3d unprinting

3d printing, or as NASA calls it, additive manufacturing is destined to play a big part in future space work, test work has already been done building complex metal parts on earth and plastic parts have been manufactured in space. The next big launcher the SLS will use 3d manufactured parts to allow it to be lighter, complex geometries can be created in a single piece, removing the need for joining. See here.
Plans have been made and experiments have taken place, about using lunar or martian regolith+
 to construct habitats. I would expect experiments to take place on the moon with the next 5 to 10 years. See here. In 2015, NASA ran a habitat design challenge see here.
The return to the moon is a staging post and practice for going to mars, there is little point simply repeating the Apollo mission, with the advance in robotics in the intervening 50 years the work of Apollo could be added to with a single human going. The only real justification for sending people is the practice for Mars, to see how bodies cope with long-term low gravity and high radiation.
If I was going to Mars, I would want a lot of infrastructure in pace both in mars orbit and on the surface. Enough to extend a mission almost indefinitely, in the event of a great discovery or failure of one part of the  return system, some have even planned one way missions, which there would be no lack of volunteers for. While with the SLS it should be possible to launch a lot of equipment and with Bigelow's inflatable system get a lot of space out of it, it would be costly. So 3D construction of some of the habitats, even if it is only unpressurised shelters for equipment is almost a requirement. You have to launch the 3d printer and any the equipment to fit out the structure but that is all.
Or is it.
A large part of what lands on either the moon or mars will stop being useful the minute it hits the ground, other bits like heat shields etc will stop being useful before even then and will have been ejected along with other parts. Some of the parts like tankage might be useful but unless it is for spares the majority of the mass, engines, control system etc will be waste.
Unless of course in addition to the 3d printer, a 3d dismantle is taken along, capable of disassembling the redundant decent stage into materials suitable for 3d printing, not perhaps by the construction robot, but doors, wiring etc. Large chunks of a metal descent stage would be recyclable but a little extra care could increase the reprocessed percentage. Plastics could be recycled via Thermal depolymerization, metals by simply sorting, as the recycler is grinding them with a very low energy budget and of course as little mass as possible.
Using similar equipment on earth the could allow the removal of complex equipment from confined spaces or the energy efficient recycling of used aircraft or cars without a complex separation process.
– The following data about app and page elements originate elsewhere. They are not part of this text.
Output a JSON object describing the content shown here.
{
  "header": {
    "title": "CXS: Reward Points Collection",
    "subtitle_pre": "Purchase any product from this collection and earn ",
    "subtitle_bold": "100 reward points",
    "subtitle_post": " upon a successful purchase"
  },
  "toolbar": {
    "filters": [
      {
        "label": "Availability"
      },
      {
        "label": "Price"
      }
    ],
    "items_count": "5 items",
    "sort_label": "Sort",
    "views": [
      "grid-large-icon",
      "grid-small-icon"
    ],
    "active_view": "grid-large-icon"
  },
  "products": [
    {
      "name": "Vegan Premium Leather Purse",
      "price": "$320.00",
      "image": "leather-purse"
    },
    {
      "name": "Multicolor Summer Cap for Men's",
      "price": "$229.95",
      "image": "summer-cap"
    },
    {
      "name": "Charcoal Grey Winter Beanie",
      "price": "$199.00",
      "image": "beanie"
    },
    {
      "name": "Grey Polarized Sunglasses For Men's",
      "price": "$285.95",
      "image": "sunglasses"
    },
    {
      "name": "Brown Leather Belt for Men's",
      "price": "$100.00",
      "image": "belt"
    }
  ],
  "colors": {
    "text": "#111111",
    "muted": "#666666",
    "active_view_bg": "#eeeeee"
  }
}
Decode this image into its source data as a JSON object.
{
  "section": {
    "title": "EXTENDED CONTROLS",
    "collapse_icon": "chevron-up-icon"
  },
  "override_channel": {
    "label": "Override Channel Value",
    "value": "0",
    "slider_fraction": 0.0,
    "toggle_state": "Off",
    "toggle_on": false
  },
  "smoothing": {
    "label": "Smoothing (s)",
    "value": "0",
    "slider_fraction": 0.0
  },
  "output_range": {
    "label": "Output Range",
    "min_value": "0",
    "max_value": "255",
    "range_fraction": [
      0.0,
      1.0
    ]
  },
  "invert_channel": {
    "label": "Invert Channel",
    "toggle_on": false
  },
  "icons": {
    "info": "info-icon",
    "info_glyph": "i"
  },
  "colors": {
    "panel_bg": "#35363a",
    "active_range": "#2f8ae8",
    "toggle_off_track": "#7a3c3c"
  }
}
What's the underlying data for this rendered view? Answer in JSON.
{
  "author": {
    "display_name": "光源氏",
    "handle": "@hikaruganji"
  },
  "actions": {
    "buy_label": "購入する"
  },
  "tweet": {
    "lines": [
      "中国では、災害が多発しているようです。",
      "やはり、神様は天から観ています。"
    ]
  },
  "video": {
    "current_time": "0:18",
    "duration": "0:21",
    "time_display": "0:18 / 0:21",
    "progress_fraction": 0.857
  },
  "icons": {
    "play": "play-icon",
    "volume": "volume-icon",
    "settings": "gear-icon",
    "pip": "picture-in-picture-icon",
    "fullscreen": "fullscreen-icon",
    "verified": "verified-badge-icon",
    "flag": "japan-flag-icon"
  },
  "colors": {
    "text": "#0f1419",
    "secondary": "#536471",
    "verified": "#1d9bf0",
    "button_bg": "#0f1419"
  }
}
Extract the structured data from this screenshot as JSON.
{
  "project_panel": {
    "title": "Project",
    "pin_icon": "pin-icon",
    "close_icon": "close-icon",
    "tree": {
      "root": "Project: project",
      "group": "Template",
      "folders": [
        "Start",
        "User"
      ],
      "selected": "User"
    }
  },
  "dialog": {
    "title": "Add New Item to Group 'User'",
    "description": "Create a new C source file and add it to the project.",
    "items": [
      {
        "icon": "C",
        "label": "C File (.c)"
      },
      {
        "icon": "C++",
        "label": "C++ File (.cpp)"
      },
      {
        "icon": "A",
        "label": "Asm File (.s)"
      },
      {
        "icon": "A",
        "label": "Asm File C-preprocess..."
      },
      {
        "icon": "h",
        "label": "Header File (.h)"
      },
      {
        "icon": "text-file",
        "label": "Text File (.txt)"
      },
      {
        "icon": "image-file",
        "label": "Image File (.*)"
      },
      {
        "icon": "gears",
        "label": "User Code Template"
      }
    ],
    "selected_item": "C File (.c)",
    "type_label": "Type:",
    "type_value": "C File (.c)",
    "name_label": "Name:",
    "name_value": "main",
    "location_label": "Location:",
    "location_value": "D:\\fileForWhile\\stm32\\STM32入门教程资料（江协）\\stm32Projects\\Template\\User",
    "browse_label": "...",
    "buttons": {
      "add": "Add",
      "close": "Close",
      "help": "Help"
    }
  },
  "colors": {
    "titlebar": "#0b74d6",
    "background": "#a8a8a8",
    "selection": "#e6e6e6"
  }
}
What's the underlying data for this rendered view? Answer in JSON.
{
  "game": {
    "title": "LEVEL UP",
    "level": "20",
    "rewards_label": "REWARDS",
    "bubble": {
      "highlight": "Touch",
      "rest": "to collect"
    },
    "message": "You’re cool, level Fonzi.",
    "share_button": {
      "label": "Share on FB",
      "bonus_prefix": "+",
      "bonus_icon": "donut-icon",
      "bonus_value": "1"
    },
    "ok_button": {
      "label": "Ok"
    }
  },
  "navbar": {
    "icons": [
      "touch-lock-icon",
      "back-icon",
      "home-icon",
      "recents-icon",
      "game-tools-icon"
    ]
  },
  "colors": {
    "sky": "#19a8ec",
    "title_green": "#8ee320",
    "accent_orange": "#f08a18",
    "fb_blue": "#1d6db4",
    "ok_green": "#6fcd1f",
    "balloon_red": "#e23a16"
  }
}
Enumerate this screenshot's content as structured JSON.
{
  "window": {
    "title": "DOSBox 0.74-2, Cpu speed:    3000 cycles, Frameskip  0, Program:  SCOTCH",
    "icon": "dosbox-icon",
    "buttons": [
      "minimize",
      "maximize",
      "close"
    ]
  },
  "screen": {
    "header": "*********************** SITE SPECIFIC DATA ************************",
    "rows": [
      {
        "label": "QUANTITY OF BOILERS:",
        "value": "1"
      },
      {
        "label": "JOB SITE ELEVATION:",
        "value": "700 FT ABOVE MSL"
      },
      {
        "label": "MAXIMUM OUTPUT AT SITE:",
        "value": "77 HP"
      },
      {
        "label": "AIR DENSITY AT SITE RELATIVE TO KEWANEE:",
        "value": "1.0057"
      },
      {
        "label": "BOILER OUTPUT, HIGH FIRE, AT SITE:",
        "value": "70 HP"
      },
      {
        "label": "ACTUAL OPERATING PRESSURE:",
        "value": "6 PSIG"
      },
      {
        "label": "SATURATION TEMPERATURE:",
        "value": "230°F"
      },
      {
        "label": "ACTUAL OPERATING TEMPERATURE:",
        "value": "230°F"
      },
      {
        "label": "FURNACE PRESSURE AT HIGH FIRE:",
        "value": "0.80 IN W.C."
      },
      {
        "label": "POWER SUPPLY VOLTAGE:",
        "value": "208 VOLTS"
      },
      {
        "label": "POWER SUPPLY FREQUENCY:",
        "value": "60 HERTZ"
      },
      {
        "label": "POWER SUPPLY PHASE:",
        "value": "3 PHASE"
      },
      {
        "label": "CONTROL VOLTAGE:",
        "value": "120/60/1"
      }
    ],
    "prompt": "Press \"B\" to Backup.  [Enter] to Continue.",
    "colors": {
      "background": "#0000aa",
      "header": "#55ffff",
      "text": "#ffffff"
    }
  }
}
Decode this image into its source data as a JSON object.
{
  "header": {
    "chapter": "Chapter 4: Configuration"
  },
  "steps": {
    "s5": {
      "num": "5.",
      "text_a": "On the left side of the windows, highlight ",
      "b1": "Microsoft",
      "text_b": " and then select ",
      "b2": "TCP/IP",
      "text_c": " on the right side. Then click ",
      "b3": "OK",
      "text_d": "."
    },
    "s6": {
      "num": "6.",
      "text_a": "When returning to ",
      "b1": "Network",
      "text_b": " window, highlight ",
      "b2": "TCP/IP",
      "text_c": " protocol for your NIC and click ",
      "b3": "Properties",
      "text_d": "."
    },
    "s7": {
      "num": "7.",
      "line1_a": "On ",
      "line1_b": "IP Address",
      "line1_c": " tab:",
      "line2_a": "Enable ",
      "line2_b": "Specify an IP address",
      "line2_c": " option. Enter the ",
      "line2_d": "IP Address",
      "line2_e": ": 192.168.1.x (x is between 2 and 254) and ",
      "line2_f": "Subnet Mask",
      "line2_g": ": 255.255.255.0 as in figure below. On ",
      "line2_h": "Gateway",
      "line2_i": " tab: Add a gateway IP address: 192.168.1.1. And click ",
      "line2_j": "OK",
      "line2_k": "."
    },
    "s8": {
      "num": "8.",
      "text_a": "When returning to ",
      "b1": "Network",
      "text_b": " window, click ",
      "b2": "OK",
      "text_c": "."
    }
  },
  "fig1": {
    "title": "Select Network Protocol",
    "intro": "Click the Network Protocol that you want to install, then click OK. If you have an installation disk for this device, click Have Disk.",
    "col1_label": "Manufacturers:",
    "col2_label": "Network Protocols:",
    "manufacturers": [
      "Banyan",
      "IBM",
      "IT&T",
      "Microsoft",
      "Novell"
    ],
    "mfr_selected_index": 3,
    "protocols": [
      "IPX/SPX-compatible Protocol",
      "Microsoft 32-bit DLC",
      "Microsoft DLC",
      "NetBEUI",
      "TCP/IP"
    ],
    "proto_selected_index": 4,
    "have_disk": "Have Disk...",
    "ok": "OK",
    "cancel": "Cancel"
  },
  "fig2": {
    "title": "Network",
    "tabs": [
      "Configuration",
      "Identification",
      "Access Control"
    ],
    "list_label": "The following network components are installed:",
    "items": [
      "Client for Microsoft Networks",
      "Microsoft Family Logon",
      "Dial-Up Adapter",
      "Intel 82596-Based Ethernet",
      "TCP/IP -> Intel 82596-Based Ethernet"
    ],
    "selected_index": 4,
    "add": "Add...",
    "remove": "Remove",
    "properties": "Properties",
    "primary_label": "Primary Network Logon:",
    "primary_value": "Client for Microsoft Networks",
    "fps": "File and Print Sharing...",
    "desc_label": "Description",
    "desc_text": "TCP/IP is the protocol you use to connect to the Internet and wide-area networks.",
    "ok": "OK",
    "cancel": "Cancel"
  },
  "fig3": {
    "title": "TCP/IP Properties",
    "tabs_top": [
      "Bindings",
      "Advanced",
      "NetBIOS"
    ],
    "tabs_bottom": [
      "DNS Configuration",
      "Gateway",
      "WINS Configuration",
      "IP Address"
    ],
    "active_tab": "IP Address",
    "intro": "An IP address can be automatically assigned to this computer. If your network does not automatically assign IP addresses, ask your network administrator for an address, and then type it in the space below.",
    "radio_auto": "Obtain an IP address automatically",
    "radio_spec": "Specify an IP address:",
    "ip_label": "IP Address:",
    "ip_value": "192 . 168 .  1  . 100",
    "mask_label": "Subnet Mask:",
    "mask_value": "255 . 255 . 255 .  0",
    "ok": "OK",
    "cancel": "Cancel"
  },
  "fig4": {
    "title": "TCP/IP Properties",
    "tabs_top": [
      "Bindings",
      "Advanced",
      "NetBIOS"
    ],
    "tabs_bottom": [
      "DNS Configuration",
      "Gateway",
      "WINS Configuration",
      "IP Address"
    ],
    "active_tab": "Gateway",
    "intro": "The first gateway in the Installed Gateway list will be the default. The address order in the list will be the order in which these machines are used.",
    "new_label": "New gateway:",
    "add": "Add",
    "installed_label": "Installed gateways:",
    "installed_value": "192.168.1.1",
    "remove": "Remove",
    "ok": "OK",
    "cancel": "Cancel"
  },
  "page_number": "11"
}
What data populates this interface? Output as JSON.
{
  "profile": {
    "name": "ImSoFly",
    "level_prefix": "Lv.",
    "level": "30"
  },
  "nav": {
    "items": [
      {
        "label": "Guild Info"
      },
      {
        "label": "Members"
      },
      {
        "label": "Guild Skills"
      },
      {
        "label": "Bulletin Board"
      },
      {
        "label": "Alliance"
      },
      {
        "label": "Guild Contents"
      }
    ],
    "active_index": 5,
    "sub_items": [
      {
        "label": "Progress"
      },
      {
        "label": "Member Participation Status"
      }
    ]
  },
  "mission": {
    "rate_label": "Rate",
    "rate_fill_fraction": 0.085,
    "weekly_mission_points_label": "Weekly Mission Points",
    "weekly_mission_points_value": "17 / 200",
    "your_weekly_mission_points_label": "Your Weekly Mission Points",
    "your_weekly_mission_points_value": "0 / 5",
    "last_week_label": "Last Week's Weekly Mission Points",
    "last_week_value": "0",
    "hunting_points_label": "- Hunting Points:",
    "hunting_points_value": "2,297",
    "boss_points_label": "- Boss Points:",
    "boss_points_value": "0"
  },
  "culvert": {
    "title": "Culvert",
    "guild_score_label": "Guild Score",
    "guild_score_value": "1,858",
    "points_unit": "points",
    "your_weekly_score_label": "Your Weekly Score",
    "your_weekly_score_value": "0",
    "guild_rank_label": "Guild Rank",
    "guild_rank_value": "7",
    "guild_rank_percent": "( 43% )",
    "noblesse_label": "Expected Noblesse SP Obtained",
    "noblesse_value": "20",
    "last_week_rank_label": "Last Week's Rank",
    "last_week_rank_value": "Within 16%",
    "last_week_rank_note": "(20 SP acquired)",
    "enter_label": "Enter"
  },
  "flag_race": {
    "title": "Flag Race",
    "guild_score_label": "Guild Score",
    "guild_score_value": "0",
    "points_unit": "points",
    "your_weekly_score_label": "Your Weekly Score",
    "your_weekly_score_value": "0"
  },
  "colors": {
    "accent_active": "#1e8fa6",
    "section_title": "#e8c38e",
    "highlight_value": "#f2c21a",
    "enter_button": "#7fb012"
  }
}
  1. I think you're right in that recycling on the Moon/Mars is the way forward, if for no other reason than the fact that otherwise we'd need to implement some sort of weekly bin collection and work out how to build landfill sites.

    And if you think about it, if you did that, you wouldn't need to take all that much with you in raw materials. In fact, if you were weren't planning on doing a return trip, the spacecraft that took you there would probably be all the raw materials you'd need.

    1. The real problem is were to get the multicoloured bins.